I came across this article about the inability of the Republican party leadership to pass a piece of legislation further restricting abortion rights on the occasion of the annual rally in Washington on the anniversary of Roe v. Wade. When there was some dissension within their ranks, especially from women members of their caucus, they pulled the bill from the floor before the vote. As you can imagine, this abrupt change did not go down well with those who felt that they had been betrayed and one abortion foe was so furious that she complained angrily, saying, “What in the h-e-double-hockey-sticks just happened?”
I was amused that despite her strong emotions over this issue, she felt the need to use a euphemism for the word hell. Why is the use of that word so objectionable? I am not someone who routinely uses profane language but the word hell comes easily to me, maybe because in Sri Lanka, the phrase “What the hell?” to express surprise or annoyance is considered perfectly acceptable.
In the US, you will sometimes find people substituting the word ‘heck’ for hell, a word that I had never heard of before coming here. Merriam-Webster’s dictionary says that this word originated in 1887 as a ‘more polite form of hell’.
Clearly some in the US find the word hell so objectionable that they have to use euphemisms or spell it out or, like the woman above, even use euphemisms for the letters when spelling it out! I was curious as to why. After all, even the most religious people seem to use the word ‘heaven’ quite casually, as in ‘Good heavens’ or ‘Heaven help us’ or even ‘Heavens to Betsy’, a phrase whose origin would be interesting to investigate. They even say thing’s like ‘For god’s sake’, violating the commandment that says that you must not take god’s name in vain. So why the hesitancy to say hell?
I wonder if that is another sign of the fear of Satan, that somehow saying the word hell might trigger some kind of alarm in Satan’s lair and he might come to investigate to see who was talking about his home.
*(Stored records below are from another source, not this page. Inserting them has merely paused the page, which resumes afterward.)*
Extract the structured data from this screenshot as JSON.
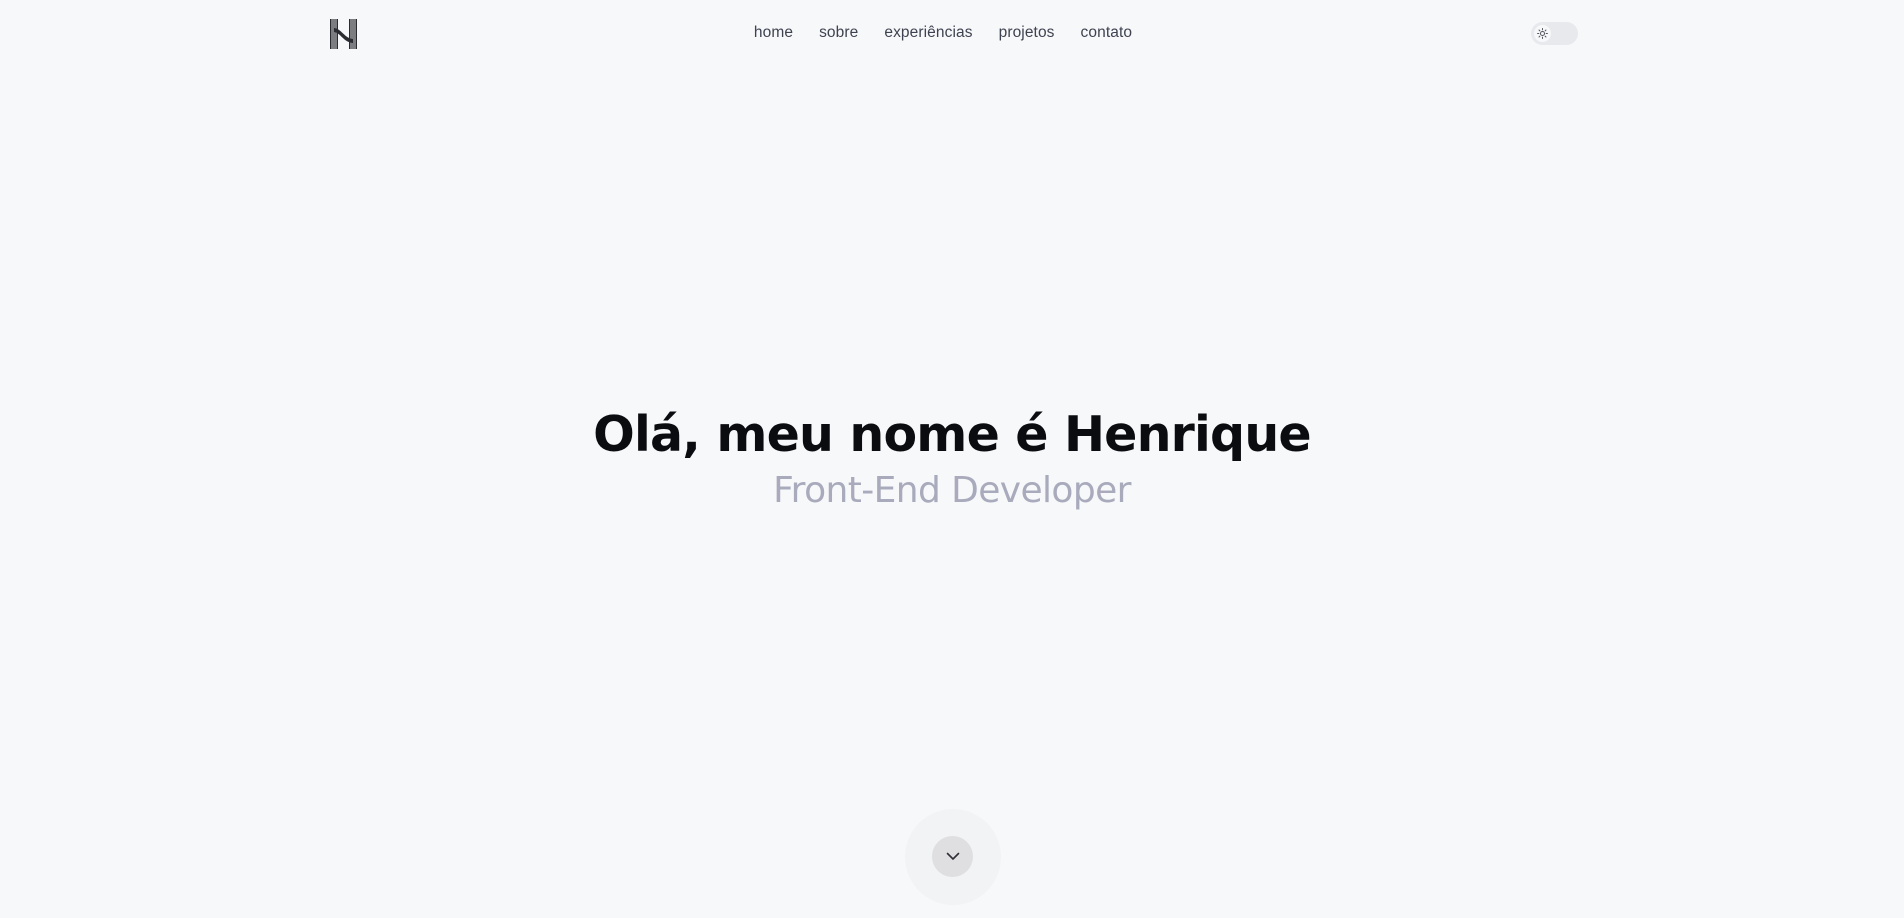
{
  "header": {
    "logo_icon": "h-monogram-logo-icon",
    "nav": [
      {
        "label": "home"
      },
      {
        "label": "sobre"
      },
      {
        "label": "experiências"
      },
      {
        "label": "projetos"
      },
      {
        "label": "contato"
      }
    ],
    "theme_toggle": {
      "icon": "sun-icon",
      "state": "light"
    }
  },
  "hero": {
    "title": "Olá, meu nome é Henrique",
    "subtitle": "Front-End Developer"
  },
  "scroll_down": {
    "icon": "chevron-down-icon"
  },
  "colors": {
    "background": "#f7f8fa",
    "title": "#0b0c10",
    "subtitle": "#a9abbd",
    "nav_text": "#3f4350",
    "toggle_track": "#e8e9ec",
    "scroll_button": "#dfdfe1"
  }
}
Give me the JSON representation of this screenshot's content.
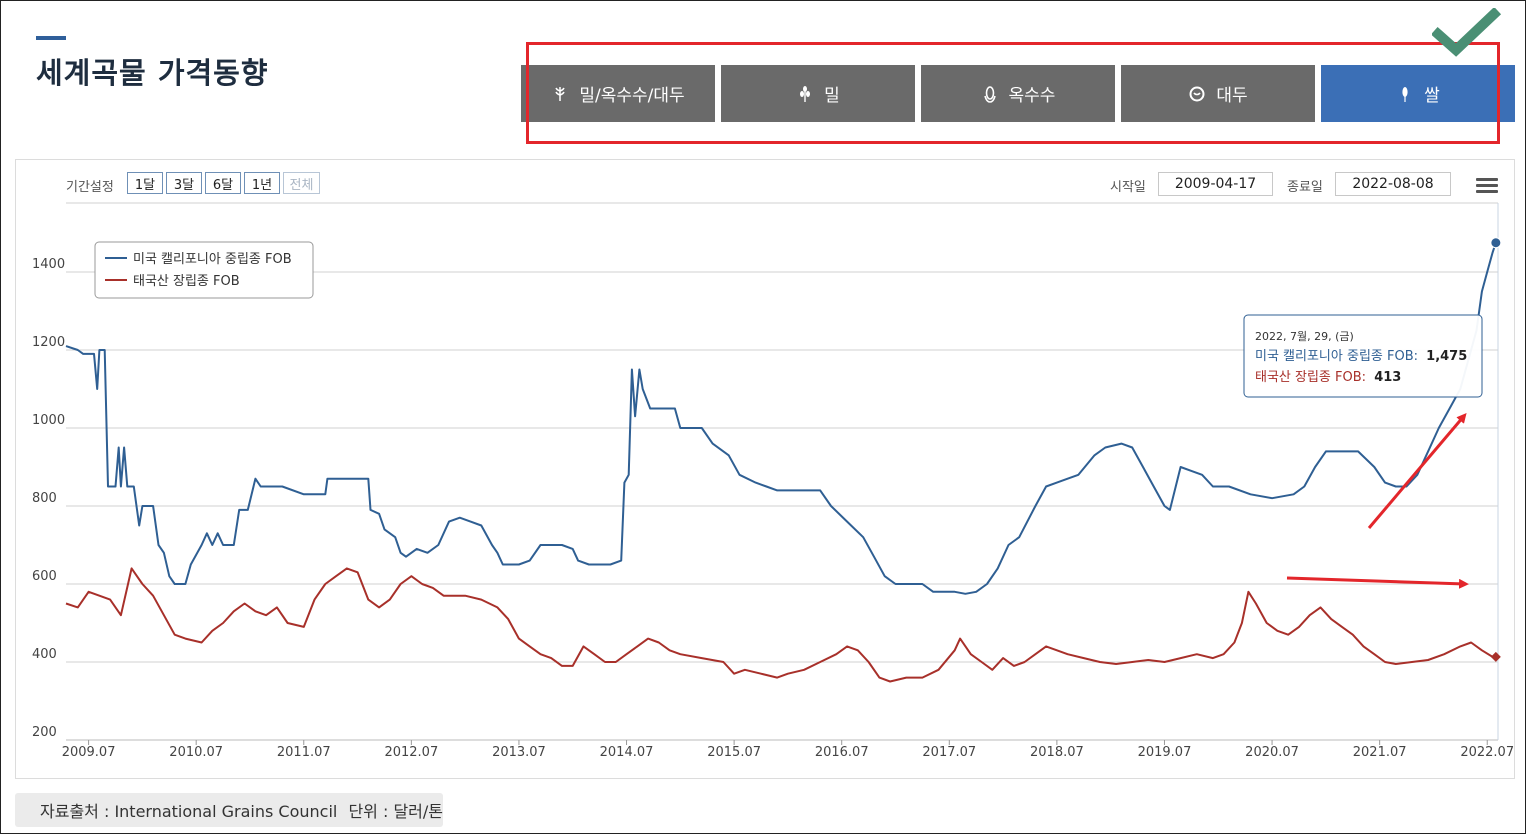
{
  "page": {
    "title": "세계곡물 가격동향"
  },
  "tabs": [
    {
      "label": "밀/옥수수/대두",
      "icon": "wheat-icon",
      "active": false
    },
    {
      "label": "밀",
      "icon": "grain-icon",
      "active": false
    },
    {
      "label": "옥수수",
      "icon": "corn-icon",
      "active": false
    },
    {
      "label": "대두",
      "icon": "soybean-icon",
      "active": false
    },
    {
      "label": "쌀",
      "icon": "rice-icon",
      "active": true
    }
  ],
  "controls": {
    "range_label": "기간설정",
    "range_buttons": [
      "1달",
      "3달",
      "6달",
      "1년",
      "전체"
    ],
    "start_label": "시작일",
    "start_value": "2009-04-17",
    "end_label": "종료일",
    "end_value": "2022-08-08"
  },
  "tooltip": {
    "date": "2022, 7월, 29, (금)",
    "series1_label": "미국 캘리포니아 중립종 FOB:",
    "series1_value": "1,475",
    "series2_label": "태국산 장립종 FOB:",
    "series2_value": "413"
  },
  "source": {
    "text": "자료출처 : International Grains Council",
    "unit": "단위 : 달러/톤"
  },
  "colors": {
    "series1": "#2f5f93",
    "series2": "#a8302a",
    "tab": "#6a6a6a",
    "tab_active": "#3b6fb6",
    "annotation": "#e3262b",
    "check": "#4a8f74"
  },
  "chart_data": {
    "type": "line",
    "ylim": [
      200,
      1500
    ],
    "yticks": [
      200,
      400,
      600,
      800,
      1000,
      1200,
      1400
    ],
    "xlim": [
      2009.29,
      2022.6
    ],
    "xticks": [
      {
        "label": "2009.07",
        "value": 2009.5
      },
      {
        "label": "2010.07",
        "value": 2010.5
      },
      {
        "label": "2011.07",
        "value": 2011.5
      },
      {
        "label": "2012.07",
        "value": 2012.5
      },
      {
        "label": "2013.07",
        "value": 2013.5
      },
      {
        "label": "2014.07",
        "value": 2014.5
      },
      {
        "label": "2015.07",
        "value": 2015.5
      },
      {
        "label": "2016.07",
        "value": 2016.5
      },
      {
        "label": "2017.07",
        "value": 2017.5
      },
      {
        "label": "2018.07",
        "value": 2018.5
      },
      {
        "label": "2019.07",
        "value": 2019.5
      },
      {
        "label": "2020.07",
        "value": 2020.5
      },
      {
        "label": "2021.07",
        "value": 2021.5
      },
      {
        "label": "2022.07",
        "value": 2022.5
      }
    ],
    "legend_position": "top-left",
    "series": [
      {
        "name": "미국 캘리포니아 중립종 FOB",
        "points": [
          [
            2009.29,
            1210
          ],
          [
            2009.4,
            1200
          ],
          [
            2009.45,
            1190
          ],
          [
            2009.55,
            1190
          ],
          [
            2009.58,
            1100
          ],
          [
            2009.6,
            1200
          ],
          [
            2009.65,
            1200
          ],
          [
            2009.68,
            850
          ],
          [
            2009.75,
            850
          ],
          [
            2009.78,
            950
          ],
          [
            2009.8,
            850
          ],
          [
            2009.83,
            950
          ],
          [
            2009.86,
            850
          ],
          [
            2009.92,
            850
          ],
          [
            2009.97,
            750
          ],
          [
            2010.0,
            800
          ],
          [
            2010.1,
            800
          ],
          [
            2010.15,
            700
          ],
          [
            2010.2,
            680
          ],
          [
            2010.25,
            620
          ],
          [
            2010.3,
            600
          ],
          [
            2010.4,
            600
          ],
          [
            2010.45,
            650
          ],
          [
            2010.55,
            700
          ],
          [
            2010.6,
            730
          ],
          [
            2010.65,
            700
          ],
          [
            2010.7,
            730
          ],
          [
            2010.75,
            700
          ],
          [
            2010.85,
            700
          ],
          [
            2010.9,
            790
          ],
          [
            2010.98,
            790
          ],
          [
            2011.05,
            870
          ],
          [
            2011.1,
            850
          ],
          [
            2011.3,
            850
          ],
          [
            2011.5,
            830
          ],
          [
            2011.7,
            830
          ],
          [
            2011.72,
            870
          ],
          [
            2011.9,
            870
          ],
          [
            2012.1,
            870
          ],
          [
            2012.12,
            790
          ],
          [
            2012.2,
            780
          ],
          [
            2012.25,
            740
          ],
          [
            2012.35,
            720
          ],
          [
            2012.4,
            680
          ],
          [
            2012.45,
            670
          ],
          [
            2012.55,
            690
          ],
          [
            2012.65,
            680
          ],
          [
            2012.75,
            700
          ],
          [
            2012.85,
            760
          ],
          [
            2012.95,
            770
          ],
          [
            2013.05,
            760
          ],
          [
            2013.15,
            750
          ],
          [
            2013.25,
            700
          ],
          [
            2013.3,
            680
          ],
          [
            2013.35,
            650
          ],
          [
            2013.5,
            650
          ],
          [
            2013.6,
            660
          ],
          [
            2013.7,
            700
          ],
          [
            2013.8,
            700
          ],
          [
            2013.9,
            700
          ],
          [
            2014.0,
            690
          ],
          [
            2014.05,
            660
          ],
          [
            2014.15,
            650
          ],
          [
            2014.25,
            650
          ],
          [
            2014.35,
            650
          ],
          [
            2014.45,
            660
          ],
          [
            2014.48,
            860
          ],
          [
            2014.52,
            880
          ],
          [
            2014.55,
            1150
          ],
          [
            2014.58,
            1030
          ],
          [
            2014.62,
            1150
          ],
          [
            2014.65,
            1100
          ],
          [
            2014.72,
            1050
          ],
          [
            2014.95,
            1050
          ],
          [
            2015.0,
            1000
          ],
          [
            2015.2,
            1000
          ],
          [
            2015.3,
            960
          ],
          [
            2015.45,
            930
          ],
          [
            2015.55,
            880
          ],
          [
            2015.7,
            860
          ],
          [
            2015.8,
            850
          ],
          [
            2015.9,
            840
          ],
          [
            2016.1,
            840
          ],
          [
            2016.3,
            840
          ],
          [
            2016.4,
            800
          ],
          [
            2016.55,
            760
          ],
          [
            2016.7,
            720
          ],
          [
            2016.8,
            670
          ],
          [
            2016.9,
            620
          ],
          [
            2017.0,
            600
          ],
          [
            2017.15,
            600
          ],
          [
            2017.25,
            600
          ],
          [
            2017.35,
            580
          ],
          [
            2017.45,
            580
          ],
          [
            2017.55,
            580
          ],
          [
            2017.65,
            575
          ],
          [
            2017.75,
            580
          ],
          [
            2017.85,
            600
          ],
          [
            2017.95,
            640
          ],
          [
            2018.05,
            700
          ],
          [
            2018.15,
            720
          ],
          [
            2018.3,
            800
          ],
          [
            2018.4,
            850
          ],
          [
            2018.5,
            860
          ],
          [
            2018.6,
            870
          ],
          [
            2018.7,
            880
          ],
          [
            2018.85,
            930
          ],
          [
            2018.95,
            950
          ],
          [
            2019.1,
            960
          ],
          [
            2019.2,
            950
          ],
          [
            2019.3,
            900
          ],
          [
            2019.4,
            850
          ],
          [
            2019.5,
            800
          ],
          [
            2019.55,
            790
          ],
          [
            2019.65,
            900
          ],
          [
            2019.75,
            890
          ],
          [
            2019.85,
            880
          ],
          [
            2019.95,
            850
          ],
          [
            2020.1,
            850
          ],
          [
            2020.3,
            830
          ],
          [
            2020.5,
            820
          ],
          [
            2020.7,
            830
          ],
          [
            2020.8,
            850
          ],
          [
            2020.9,
            900
          ],
          [
            2021.0,
            940
          ],
          [
            2021.15,
            940
          ],
          [
            2021.3,
            940
          ],
          [
            2021.45,
            900
          ],
          [
            2021.55,
            860
          ],
          [
            2021.65,
            850
          ],
          [
            2021.75,
            850
          ],
          [
            2021.85,
            880
          ],
          [
            2021.95,
            940
          ],
          [
            2022.05,
            1000
          ],
          [
            2022.15,
            1050
          ],
          [
            2022.25,
            1100
          ],
          [
            2022.35,
            1200
          ],
          [
            2022.4,
            1250
          ],
          [
            2022.45,
            1350
          ],
          [
            2022.5,
            1400
          ],
          [
            2022.55,
            1450
          ],
          [
            2022.58,
            1475
          ]
        ]
      },
      {
        "name": "태국산 장립종 FOB",
        "points": [
          [
            2009.29,
            550
          ],
          [
            2009.4,
            540
          ],
          [
            2009.5,
            580
          ],
          [
            2009.6,
            570
          ],
          [
            2009.7,
            560
          ],
          [
            2009.8,
            520
          ],
          [
            2009.9,
            640
          ],
          [
            2010.0,
            600
          ],
          [
            2010.1,
            570
          ],
          [
            2010.2,
            520
          ],
          [
            2010.3,
            470
          ],
          [
            2010.4,
            460
          ],
          [
            2010.55,
            450
          ],
          [
            2010.65,
            480
          ],
          [
            2010.75,
            500
          ],
          [
            2010.85,
            530
          ],
          [
            2010.95,
            550
          ],
          [
            2011.05,
            530
          ],
          [
            2011.15,
            520
          ],
          [
            2011.25,
            540
          ],
          [
            2011.35,
            500
          ],
          [
            2011.5,
            490
          ],
          [
            2011.6,
            560
          ],
          [
            2011.7,
            600
          ],
          [
            2011.8,
            620
          ],
          [
            2011.9,
            640
          ],
          [
            2012.0,
            630
          ],
          [
            2012.1,
            560
          ],
          [
            2012.2,
            540
          ],
          [
            2012.3,
            560
          ],
          [
            2012.4,
            600
          ],
          [
            2012.5,
            620
          ],
          [
            2012.6,
            600
          ],
          [
            2012.7,
            590
          ],
          [
            2012.8,
            570
          ],
          [
            2012.9,
            570
          ],
          [
            2013.0,
            570
          ],
          [
            2013.15,
            560
          ],
          [
            2013.3,
            540
          ],
          [
            2013.4,
            510
          ],
          [
            2013.5,
            460
          ],
          [
            2013.6,
            440
          ],
          [
            2013.7,
            420
          ],
          [
            2013.8,
            410
          ],
          [
            2013.9,
            390
          ],
          [
            2014.0,
            390
          ],
          [
            2014.1,
            440
          ],
          [
            2014.2,
            420
          ],
          [
            2014.3,
            400
          ],
          [
            2014.4,
            400
          ],
          [
            2014.5,
            420
          ],
          [
            2014.6,
            440
          ],
          [
            2014.7,
            460
          ],
          [
            2014.8,
            450
          ],
          [
            2014.9,
            430
          ],
          [
            2015.0,
            420
          ],
          [
            2015.2,
            410
          ],
          [
            2015.4,
            400
          ],
          [
            2015.5,
            370
          ],
          [
            2015.6,
            380
          ],
          [
            2015.75,
            370
          ],
          [
            2015.9,
            360
          ],
          [
            2016.0,
            370
          ],
          [
            2016.15,
            380
          ],
          [
            2016.3,
            400
          ],
          [
            2016.45,
            420
          ],
          [
            2016.55,
            440
          ],
          [
            2016.65,
            430
          ],
          [
            2016.75,
            400
          ],
          [
            2016.85,
            360
          ],
          [
            2016.95,
            350
          ],
          [
            2017.1,
            360
          ],
          [
            2017.25,
            360
          ],
          [
            2017.4,
            380
          ],
          [
            2017.55,
            430
          ],
          [
            2017.6,
            460
          ],
          [
            2017.7,
            420
          ],
          [
            2017.8,
            400
          ],
          [
            2017.9,
            380
          ],
          [
            2018.0,
            410
          ],
          [
            2018.1,
            390
          ],
          [
            2018.2,
            400
          ],
          [
            2018.3,
            420
          ],
          [
            2018.4,
            440
          ],
          [
            2018.5,
            430
          ],
          [
            2018.6,
            420
          ],
          [
            2018.75,
            410
          ],
          [
            2018.9,
            400
          ],
          [
            2019.05,
            395
          ],
          [
            2019.2,
            400
          ],
          [
            2019.35,
            405
          ],
          [
            2019.5,
            400
          ],
          [
            2019.65,
            410
          ],
          [
            2019.8,
            420
          ],
          [
            2019.95,
            410
          ],
          [
            2020.05,
            420
          ],
          [
            2020.15,
            450
          ],
          [
            2020.22,
            500
          ],
          [
            2020.28,
            580
          ],
          [
            2020.35,
            550
          ],
          [
            2020.45,
            500
          ],
          [
            2020.55,
            480
          ],
          [
            2020.65,
            470
          ],
          [
            2020.75,
            490
          ],
          [
            2020.85,
            520
          ],
          [
            2020.95,
            540
          ],
          [
            2021.05,
            510
          ],
          [
            2021.15,
            490
          ],
          [
            2021.25,
            470
          ],
          [
            2021.35,
            440
          ],
          [
            2021.45,
            420
          ],
          [
            2021.55,
            400
          ],
          [
            2021.65,
            395
          ],
          [
            2021.8,
            400
          ],
          [
            2021.95,
            405
          ],
          [
            2022.1,
            420
          ],
          [
            2022.25,
            440
          ],
          [
            2022.35,
            450
          ],
          [
            2022.45,
            430
          ],
          [
            2022.55,
            413
          ],
          [
            2022.58,
            413
          ]
        ]
      }
    ]
  }
}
Anyone have any ideas, perhaps someone who grew up with this prohibition against the word?